Component data from apps and pages:
===
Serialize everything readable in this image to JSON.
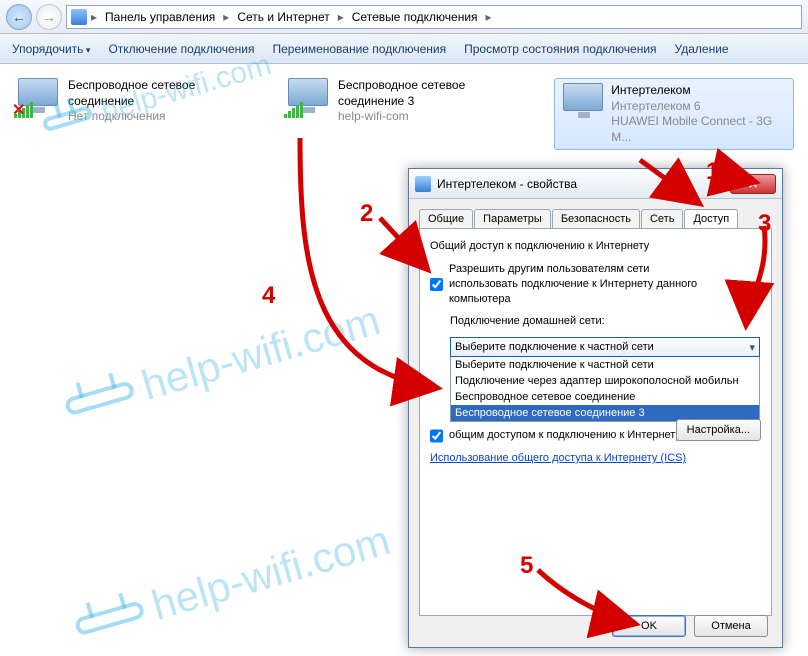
{
  "breadcrumb": {
    "items": [
      "Панель управления",
      "Сеть и Интернет",
      "Сетевые подключения"
    ]
  },
  "toolbar": {
    "organize": "Упорядочить",
    "disable": "Отключение подключения",
    "rename": "Переименование подключения",
    "view_status": "Просмотр состояния подключения",
    "delete": "Удаление"
  },
  "connections": [
    {
      "line1": "Беспроводное сетевое",
      "line2": "соединение",
      "line3": "Нет подключения",
      "disconnected": true
    },
    {
      "line1": "Беспроводное сетевое",
      "line2": "соединение 3",
      "line3": "help-wifi-com",
      "disconnected": false
    },
    {
      "line1": "Интертелеком",
      "line2": "Интертелеком 6",
      "line3": "HUAWEI Mobile Connect - 3G M...",
      "disconnected": false,
      "selected": true
    }
  ],
  "dialog": {
    "title": "Интертелеком - свойства",
    "tabs": [
      "Общие",
      "Параметры",
      "Безопасность",
      "Сеть",
      "Доступ"
    ],
    "active_tab": 4,
    "heading": "Общий доступ к подключению к Интернету",
    "allow_label_l1": "Разрешить другим пользователям сети",
    "allow_label_l2": "использовать подключение к Интернету данного",
    "allow_label_l3": "компьютера",
    "homenet_label": "Подключение домашней сети:",
    "combo_value": "Выберите подключение к частной сети",
    "options": [
      "Выберите подключение к частной сети",
      "Подключение через адаптер широкополосной мобильн",
      "Беспроводное сетевое соединение",
      "Беспроводное сетевое соединение 3"
    ],
    "selected_option": 3,
    "manage_label": "общим доступом к подключению к Интернету",
    "link_label": "Использование общего доступа к Интернету (ICS)",
    "settings_btn": "Настройка...",
    "ok": "OK",
    "cancel": "Отмена"
  },
  "annotations": {
    "n1": "1",
    "n2": "2",
    "n3": "3",
    "n4": "4",
    "n5": "5"
  },
  "watermark": "help-wifi.com"
}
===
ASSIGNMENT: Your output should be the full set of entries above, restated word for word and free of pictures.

OUTPUT FOR THIS TASK:
Serialize everything readable in this image to JSON.
{
  "breadcrumb": {
    "items": [
      "Панель управления",
      "Сеть и Интернет",
      "Сетевые подключения"
    ]
  },
  "toolbar": {
    "organize": "Упорядочить",
    "disable": "Отключение подключения",
    "rename": "Переименование подключения",
    "view_status": "Просмотр состояния подключения",
    "delete": "Удаление"
  },
  "connections": [
    {
      "line1": "Беспроводное сетевое",
      "line2": "соединение",
      "line3": "Нет подключения",
      "disconnected": true
    },
    {
      "line1": "Беспроводное сетевое",
      "line2": "соединение 3",
      "line3": "help-wifi-com",
      "disconnected": false
    },
    {
      "line1": "Интертелеком",
      "line2": "Интертелеком 6",
      "line3": "HUAWEI Mobile Connect - 3G M...",
      "disconnected": false,
      "selected": true
    }
  ],
  "dialog": {
    "title": "Интертелеком - свойства",
    "tabs": [
      "Общие",
      "Параметры",
      "Безопасность",
      "Сеть",
      "Доступ"
    ],
    "active_tab": 4,
    "heading": "Общий доступ к подключению к Интернету",
    "allow_label_l1": "Разрешить другим пользователям сети",
    "allow_label_l2": "использовать подключение к Интернету данного",
    "allow_label_l3": "компьютера",
    "homenet_label": "Подключение домашней сети:",
    "combo_value": "Выберите подключение к частной сети",
    "options": [
      "Выберите подключение к частной сети",
      "Подключение через адаптер широкополосной мобильн",
      "Беспроводное сетевое соединение",
      "Беспроводное сетевое соединение 3"
    ],
    "selected_option": 3,
    "manage_label": "общим доступом к подключению к Интернету",
    "link_label": "Использование общего доступа к Интернету (ICS)",
    "settings_btn": "Настройка...",
    "ok": "OK",
    "cancel": "Отмена"
  },
  "annotations": {
    "n1": "1",
    "n2": "2",
    "n3": "3",
    "n4": "4",
    "n5": "5"
  },
  "watermark": "help-wifi.com"
}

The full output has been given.